“Socially I wasn’t a moegoe. Minnaar is a shameless moron who wants to be rich at the expense of a dead man. If there’s anybody who is coached it is him. He is coached by the [now defunct] Scorpions, those are his handlers.”
Kebble’s former personal assistant, Laura Sham, confirmed Minnaar’s version of events to Wiener. “They’d be fine when they arrived, but the more they drank, they’d become hooligans. I knew Fikile drank quite a bit. They behaved like absolute hooligans.”
Mbalula turned out to be a fair-weather friend. Sham remembers the day Kebble’s youth league associates refused to acknowledge him or his financial support for them.
“He gave them R4-million for their conference one year. Brett’s name was in the papers a lot at the time and he wasn’t looking good. They actually said to him ‘please don’t come to the conference’ after he funded their conference — Brett came into the office and he was so downtrodden. He said to me: ‘How quickly they forget’ — It was a slap in the face.”
Former youth league leaders deny this, claiming that Kebble was invited to the 2004 conference at Nasrec outside Johannesburg but decided not to attend. After Kebble’s death in 2005, the trustees of his estate reportedly sent letters of demand to the ANC and Ncwana, who they claim owed the estate R14-million. Ncwana claimed that the money from Kebble was payment for services he had rendered to Kebble’s company, JCI.
This week Mbalula said his relationship with Kebble was cordial, but that he did not see him as a mentor.

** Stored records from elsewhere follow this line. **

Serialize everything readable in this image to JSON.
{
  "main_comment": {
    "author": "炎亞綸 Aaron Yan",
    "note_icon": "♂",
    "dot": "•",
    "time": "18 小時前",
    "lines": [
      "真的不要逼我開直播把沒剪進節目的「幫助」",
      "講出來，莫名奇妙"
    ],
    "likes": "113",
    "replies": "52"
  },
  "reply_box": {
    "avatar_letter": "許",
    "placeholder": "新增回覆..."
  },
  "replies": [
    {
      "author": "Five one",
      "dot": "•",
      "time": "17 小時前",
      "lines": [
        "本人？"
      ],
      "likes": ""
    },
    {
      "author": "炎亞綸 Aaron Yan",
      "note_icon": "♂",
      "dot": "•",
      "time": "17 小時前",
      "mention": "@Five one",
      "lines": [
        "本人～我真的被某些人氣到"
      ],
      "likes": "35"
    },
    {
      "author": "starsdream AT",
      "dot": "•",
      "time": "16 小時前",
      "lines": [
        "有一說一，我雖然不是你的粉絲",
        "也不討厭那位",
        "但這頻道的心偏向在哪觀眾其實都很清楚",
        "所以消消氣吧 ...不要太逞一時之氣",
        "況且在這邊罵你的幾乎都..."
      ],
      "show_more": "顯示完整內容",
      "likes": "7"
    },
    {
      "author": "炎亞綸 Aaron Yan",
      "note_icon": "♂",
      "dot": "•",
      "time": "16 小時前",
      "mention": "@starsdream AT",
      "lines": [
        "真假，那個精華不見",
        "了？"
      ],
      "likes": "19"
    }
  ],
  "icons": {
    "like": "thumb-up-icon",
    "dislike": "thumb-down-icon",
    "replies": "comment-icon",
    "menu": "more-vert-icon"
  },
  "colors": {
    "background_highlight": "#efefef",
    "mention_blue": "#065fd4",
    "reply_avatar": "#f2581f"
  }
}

“I couldn’t be coached by anyone. Kebble was well versed and well informed, he had views that he would share with us, but that doesn’t amount to coaching.” Mbalula admitted, however, that he had a “direct line” to Kebble and that on the day of his death they had spoken on the phone while Kebble was driving to see business associate Sello Rasethaba.
“When I heard he was dead I drove from Polokwane to his house and found [businessman] John Stratton coordinating condolences.” Kebble’s relationship with the youth league and its leaders was one of mutual benefit, Mbalula said.
“He wanted political capital out of that relationship to advance his business interests and the youth league wanted to advance its business interests.” Nkuhlu said he was employed by Kebble at the time and that there was, therefore, nothing wrong with visiting his house.
“Brett was our friend. We will always honour him. We’ll never disown him. Even with all these things, he was good to us. He gave us a chance to build our own companies,” Nkuhlu said.
He said that the claims by Kebble’s staff cited by Wiener were an attempt to cast Mbalula in a bad light because of the ANC’s conference next year, when he is expected to contest the position of secretary general. Ncwana declined to comment.